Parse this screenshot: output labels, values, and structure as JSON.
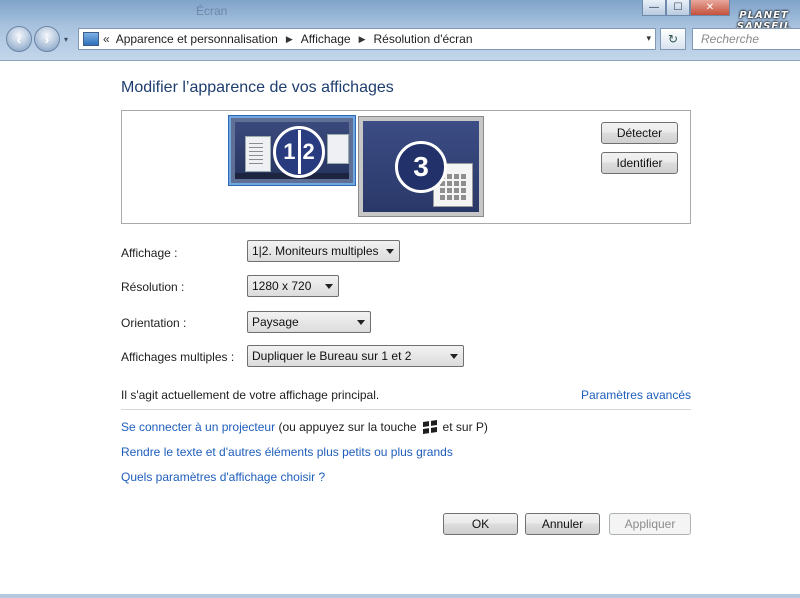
{
  "window": {
    "ghost_title": "Écran",
    "controls": {
      "minimize": "—",
      "maximize": "☐",
      "close": "✕"
    }
  },
  "logo": {
    "line1": "PLANET",
    "line2": "SANSFIL"
  },
  "nav": {
    "back": "‹",
    "forward": "›",
    "history": "▾"
  },
  "address": {
    "chevron": "«",
    "crumbs": [
      "Apparence et personnalisation",
      "Affichage",
      "Résolution d'écran"
    ],
    "separator": "▶",
    "dropdown": "▾"
  },
  "refresh_glyph": "↻",
  "search": {
    "placeholder": "Recherche"
  },
  "main": {
    "title": "Modifier l’apparence de vos affichages",
    "monitors": {
      "group_a": [
        "1",
        "2"
      ],
      "group_b": "3"
    },
    "detect_button": "Détecter",
    "identify_button": "Identifier",
    "fields": {
      "display": {
        "label": "Affichage :",
        "value": "1|2. Moniteurs multiples"
      },
      "resolution": {
        "label": "Résolution :",
        "value": "1280 x 720"
      },
      "orientation": {
        "label": "Orientation :",
        "value": "Paysage"
      },
      "multiple": {
        "label": "Affichages multiples :",
        "value": "Dupliquer le Bureau sur 1 et 2"
      }
    },
    "info_text": "Il s'agit actuellement de votre affichage principal.",
    "advanced_link": "Paramètres avancés",
    "projector_link": "Se connecter à un projecteur",
    "projector_text_a": "(ou appuyez sur la touche",
    "projector_text_b": "et sur P)",
    "text_size_link": "Rendre le texte et d'autres éléments plus petits ou plus grands",
    "which_settings_link": "Quels paramètres d'affichage choisir ?"
  },
  "footer": {
    "ok": "OK",
    "cancel": "Annuler",
    "apply": "Appliquer"
  },
  "colors": {
    "link": "#1e5ebc",
    "heading": "#1e3d6e",
    "selection": "#6fa7e0"
  }
}
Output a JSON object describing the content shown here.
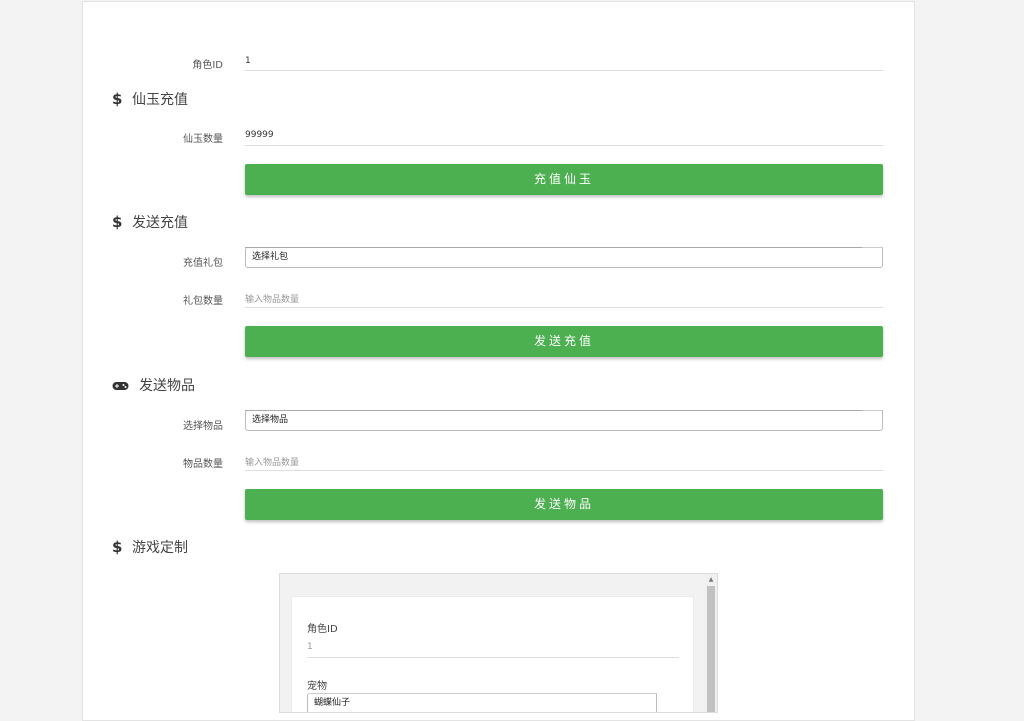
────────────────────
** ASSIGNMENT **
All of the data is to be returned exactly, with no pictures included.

** RESPONSE AREA **
Parse this screenshot: output labels, values, and structure as JSON.
{
  "window": {
    "ghost_title": "Écran",
    "controls": {
      "minimize": "—",
      "maximize": "☐",
      "close": "✕"
    }
  },
  "logo": {
    "line1": "PLANET",
    "line2": "SANSFIL"
  },
  "nav": {
    "back": "‹",
    "forward": "›",
    "history": "▾"
  },
  "address": {
    "chevron": "«",
    "crumbs": [
      "Apparence et personnalisation",
      "Affichage",
      "Résolution d'écran"
    ],
    "separator": "▶",
    "dropdown": "▾"
  },
  "refresh_glyph": "↻",
  "search": {
    "placeholder": "Recherche"
  },
  "main": {
    "title": "Modifier l’apparence de vos affichages",
    "monitors": {
      "group_a": [
        "1",
        "2"
      ],
      "group_b": "3"
    },
    "detect_button": "Détecter",
    "identify_button": "Identifier",
    "fields": {
      "display": {
        "label": "Affichage :",
        "value": "1|2. Moniteurs multiples"
      },
      "resolution": {
        "label": "Résolution :",
        "value": "1280 x 720"
      },
      "orientation": {
        "label": "Orientation :",
        "value": "Paysage"
      },
      "multiple": {
        "label": "Affichages multiples :",
        "value": "Dupliquer le Bureau sur 1 et 2"
      }
    },
    "info_text": "Il s'agit actuellement de votre affichage principal.",
    "advanced_link": "Paramètres avancés",
    "projector_link": "Se connecter à un projecteur",
    "projector_text_a": "(ou appuyez sur la touche",
    "projector_text_b": "et sur P)",
    "text_size_link": "Rendre le texte et d'autres éléments plus petits ou plus grands",
    "which_settings_link": "Quels paramètres d'affichage choisir ?"
  },
  "footer": {
    "ok": "OK",
    "cancel": "Annuler",
    "apply": "Appliquer"
  },
  "colors": {
    "link": "#1e5ebc",
    "heading": "#1e3d6e",
    "selection": "#6fa7e0"
  }
}
Output a JSON object describing the content shown here.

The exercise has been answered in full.